One of the most deprived areas in Fife is to undergo a multi-million-pound facelift.
The Touch estate in Dunfermline is in the 10% most deprived areas in the country according to the Scottish index, soaring from 1,319th place to 470th since 2004.
And the Woodmill North area has risen from 1,568th to 951st most deprived, sitting in the top 15% most deprived category.
Area housing team leader Alistair Black’s report said areas had deteriorated and needed urgent remedial work.
A raft of plans have been approved to improve the area and the public’s perception of it.
These include investing £1.5 million on cavity insulation; running a pilot in two blocks of flats wholly owned by the council to improve entry systems, stairwells and lighting and blocking up balconies; addressing defects; bidding for funding to improve open and communal spaces; repairing broken fences and replacing cobbled and slabbed areas with grass; and reviewing garage spaces, encouraging use or demolishing them if there is no demand.
City of Dunfermline committee chairwoman Helen Law said: “These proposals are aimed at reducing the turnover of housing and the stigma currently being attached to the estate of Touch.
“By addressing some of the issues we are responsible for and improving the environment as a whole we hope that we can increase residents’ pride in the area and encourage the community to come on board to help us tackle some of the wider issues.”

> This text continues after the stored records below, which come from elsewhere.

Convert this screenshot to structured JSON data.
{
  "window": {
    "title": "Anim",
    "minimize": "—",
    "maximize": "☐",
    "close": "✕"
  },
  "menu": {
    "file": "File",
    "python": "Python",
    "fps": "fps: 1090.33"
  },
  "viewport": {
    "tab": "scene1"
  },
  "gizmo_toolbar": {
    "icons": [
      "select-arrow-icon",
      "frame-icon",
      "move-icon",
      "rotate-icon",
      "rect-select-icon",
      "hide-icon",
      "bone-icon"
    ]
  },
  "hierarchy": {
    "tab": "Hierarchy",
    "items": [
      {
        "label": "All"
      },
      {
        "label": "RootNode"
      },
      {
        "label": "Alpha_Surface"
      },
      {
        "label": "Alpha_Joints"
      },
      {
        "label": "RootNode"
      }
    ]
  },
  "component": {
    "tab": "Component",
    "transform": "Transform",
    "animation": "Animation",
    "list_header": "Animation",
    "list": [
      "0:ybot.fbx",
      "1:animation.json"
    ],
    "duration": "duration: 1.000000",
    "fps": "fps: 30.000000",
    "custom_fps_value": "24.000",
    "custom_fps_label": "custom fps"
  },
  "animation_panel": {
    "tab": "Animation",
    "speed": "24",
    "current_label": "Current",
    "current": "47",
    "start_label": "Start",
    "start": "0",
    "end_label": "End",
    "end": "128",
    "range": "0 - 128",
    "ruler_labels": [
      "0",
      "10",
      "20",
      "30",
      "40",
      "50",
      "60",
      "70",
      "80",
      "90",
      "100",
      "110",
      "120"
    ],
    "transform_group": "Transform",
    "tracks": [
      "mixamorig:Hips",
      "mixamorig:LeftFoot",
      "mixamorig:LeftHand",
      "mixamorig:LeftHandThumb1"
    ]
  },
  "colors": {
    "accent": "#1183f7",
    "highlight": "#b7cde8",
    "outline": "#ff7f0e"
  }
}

Local councillor Bob Young likened the estate’s demise to that in neighbouring Abbeyview, where the once infamous Trondheim Parkway was finally demolished.
He said there was no doubt Touch flats, in particular, were not looking good.
“The bottom line is this: would you want to stay there? And our answer was no,” he said.
Provost Jim Leishman said his first site visit had shocked him, commenting: “By my fourth time I thought it was getting worse. It is really time this is going to get done.”